Clach Àrd
A description of the above stone

What do you mean?!

For someone who has had a lifelong interest in philosophy, the Andre Troost book, What is Reformational Philosophy? which I mentioned in the last blog is proving to be extremely interesting. For the next few blogs I’ll be commenting on passages from this book, which is an introduction to the philosophy of Herman Dooyeweerd, and explaining why (for a Christian) I find it helpful and interesting.

Meaning has always been problematic for philosophers. I remember when I read people – it seems like a previous life! – such as Bertrand Russell and Ludwig Wittgenstein. They seemed to be engrossed with linguistic analysis, but having gone through a myriad of doors with them you felt, like Omar of the Rubaiyat, that you came out by the self-same door as you went in. How delightful then to find in Troost the following explanation of ‘meaning’ when he is explaining the technical terms used in Dooyeweerd’s philosophy:

‘Meaning and its meaning-sides’

‘Then there is the term “meaning-sides.” This term is the most profound one. The view of what “meaning” is and what it stands for is a religious view, a view that expresses what we believe regarding the (1) origin and (2) final purpose or destination of all things, as well as (3) their mode of being before God, in his covenant and under his law, his promises and rule. This existence has meaning … we could also say: existence, reality, is meaning; or: to exist is to be meaning.’
I like that, ‘existence … is meaning.’ But of course this is not existentialism where existence is meaningless (Sartre) unless man creates his own meaning. Troost goes on to explain why existence is meaningful.

Donald Munro, Catechist
A plaque at the grave of Donald Munro, on Eilean Chaluim Chille, Isle of Skye

There is meaning because there are laws

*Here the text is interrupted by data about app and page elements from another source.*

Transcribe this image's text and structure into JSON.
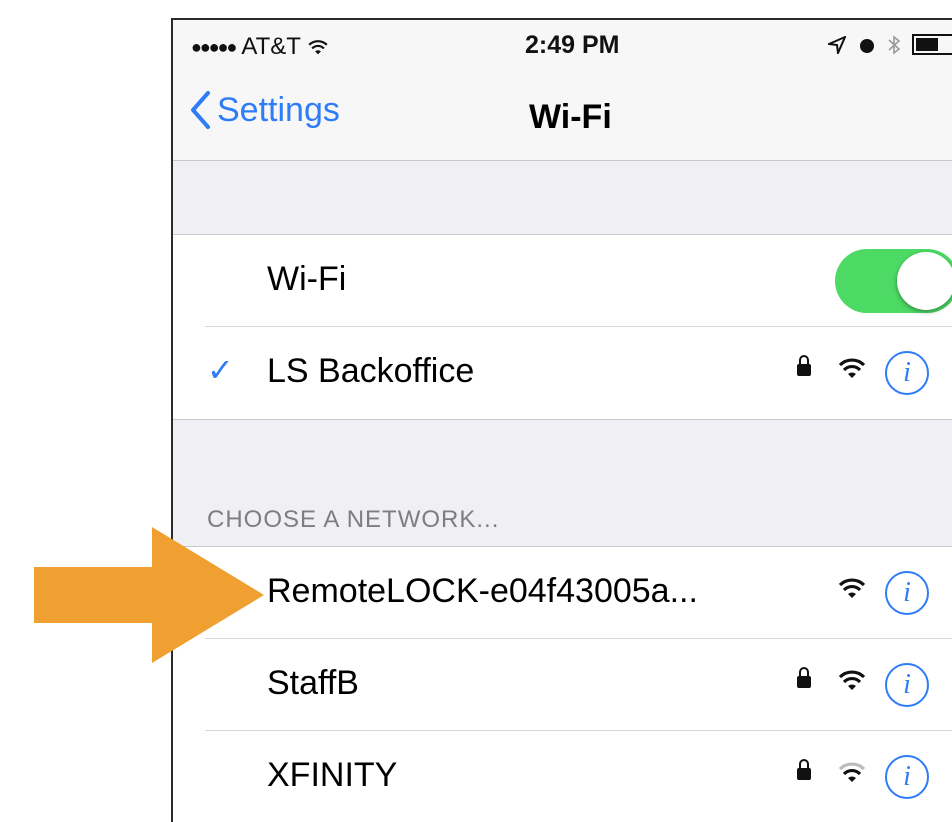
{
  "status_bar": {
    "signal_dots": "●●●●●",
    "carrier": "AT&T",
    "time": "2:49 PM"
  },
  "nav": {
    "back_label": "Settings",
    "title": "Wi-Fi"
  },
  "wifi_toggle": {
    "label": "Wi-Fi",
    "on": true
  },
  "connected": {
    "name": "LS Backoffice",
    "secured": true
  },
  "networks_header": "CHOOSE A NETWORK...",
  "networks": [
    {
      "name": "RemoteLOCK-e04f43005a...",
      "secured": false
    },
    {
      "name": "StaffB",
      "secured": true
    },
    {
      "name": "XFINITY",
      "secured": true
    }
  ],
  "colors": {
    "accent": "#2e7cf6",
    "toggle_on": "#4cd964",
    "arrow": "#f0a030"
  },
  "icons": {
    "checkmark": "✓",
    "info": "i"
  }
}
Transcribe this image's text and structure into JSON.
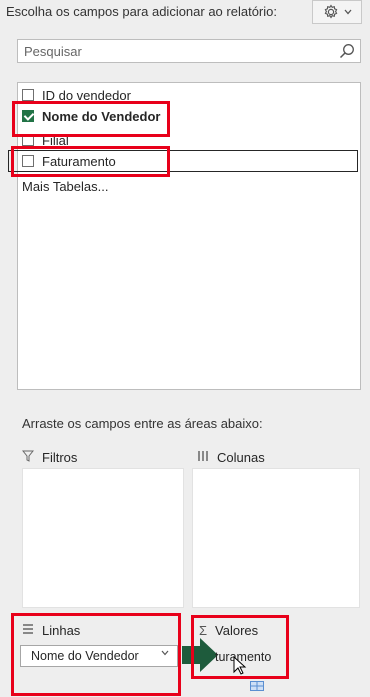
{
  "header": {
    "title": "Escolha os campos para adicionar ao relatório:",
    "gear_icon": "gear-icon",
    "dropdown_icon": "chevron-down-icon"
  },
  "search": {
    "placeholder": "Pesquisar",
    "icon": "search-icon"
  },
  "fields": [
    {
      "label": "ID do vendedor",
      "checked": false
    },
    {
      "label": "Nome do Vendedor",
      "checked": true
    },
    {
      "label": "Filial",
      "checked": false
    },
    {
      "label": "Faturamento",
      "checked": false
    }
  ],
  "more_tables": "Mais Tabelas...",
  "areas_label": "Arraste os campos entre as áreas abaixo:",
  "areas": {
    "filters": {
      "label": "Filtros",
      "icon": "filter-icon"
    },
    "columns": {
      "label": "Colunas",
      "icon": "columns-icon"
    },
    "rows": {
      "label": "Linhas",
      "icon": "rows-icon",
      "item": "Nome do Vendedor"
    },
    "values": {
      "label": "Valores",
      "icon": "sigma-icon",
      "item": "turamento"
    }
  },
  "colors": {
    "highlight": "#e8001a",
    "excel_green": "#217346",
    "arrow_green": "#1e5b3c"
  }
}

‘As regards created reality, Christian philosophy can build on this “being meaning” by further specifying our temporal mode of existence as a “subjective” (subjected) existence in correlation with God’s laws of creation.’
In Dooyeweerd’s philosophy we have to be careful of the word “subjective.” It’s not used in the everyday sense. There is the law-side – all reality is governed by divine law, and the subject side. I take the subject side to be how humans experience living in the reality whose laws originate with God. He goes on to say:

Our mode of existence

‘Only this mode of existence, this middle part of reality as it exists in time between its divine origin and its ultimate destination, is open to theoretical analysis and the resulting systematic, scientific interpretation of it. Accordingly, even in scientific philosophy the term “meaning-sides” of the cosmos continues to reflect the religious starting point, since the notion of “meaning” contains a reference to origin and destination, both of which can only be grasped in faith.’ … ‘Reality does not exist in any other way than in this correlation with (God’s) laws, stretched between Origin and Destination.’
Life has meaning because there are laws and therefore a Law-giver. Later we will see how their own laws or rules apply to all the 15 modal aspects which comprise our reality as humans.

Bridge to St Columba's Isle, Skye
Bridge to Eilean Chaluim Chille/St Columba’s Isle, Skeabost, Isle of Skye

The alpha and omega

Christ is central and indeed the key to understanding Dooyeweerd’s philosophy. Troost continues: ‘The believer who is versed in Scripture will be reminded rather quickly that Christ, too, is called “the alpha and omega,” the beginning and the end of all things. This provides a religious defence against the historicizing secularism that proposes to look at (“natural”!) reality apart from Christ, a reality that is supposedly “neutral” or of unknown origin (the Big Bang theory for instance).’

I like the reference to the Big Bang theory. I plead guilty to this kind thinking until very recently. The radical nature of Dooyeweerd’s scientific philosophy is that it lets you see the mistake inherent in theories such as the Big Bang, seen in isolation. Such theories depend on materialist presuppositions and that ‘mind’ arose from ‘matter.’ Dooyeweerd’s fully worked out philosophy avoids such dualism. It is a philosophy of Meaning rather than ‘substance’; meaning that arises from and is expressed by a Source.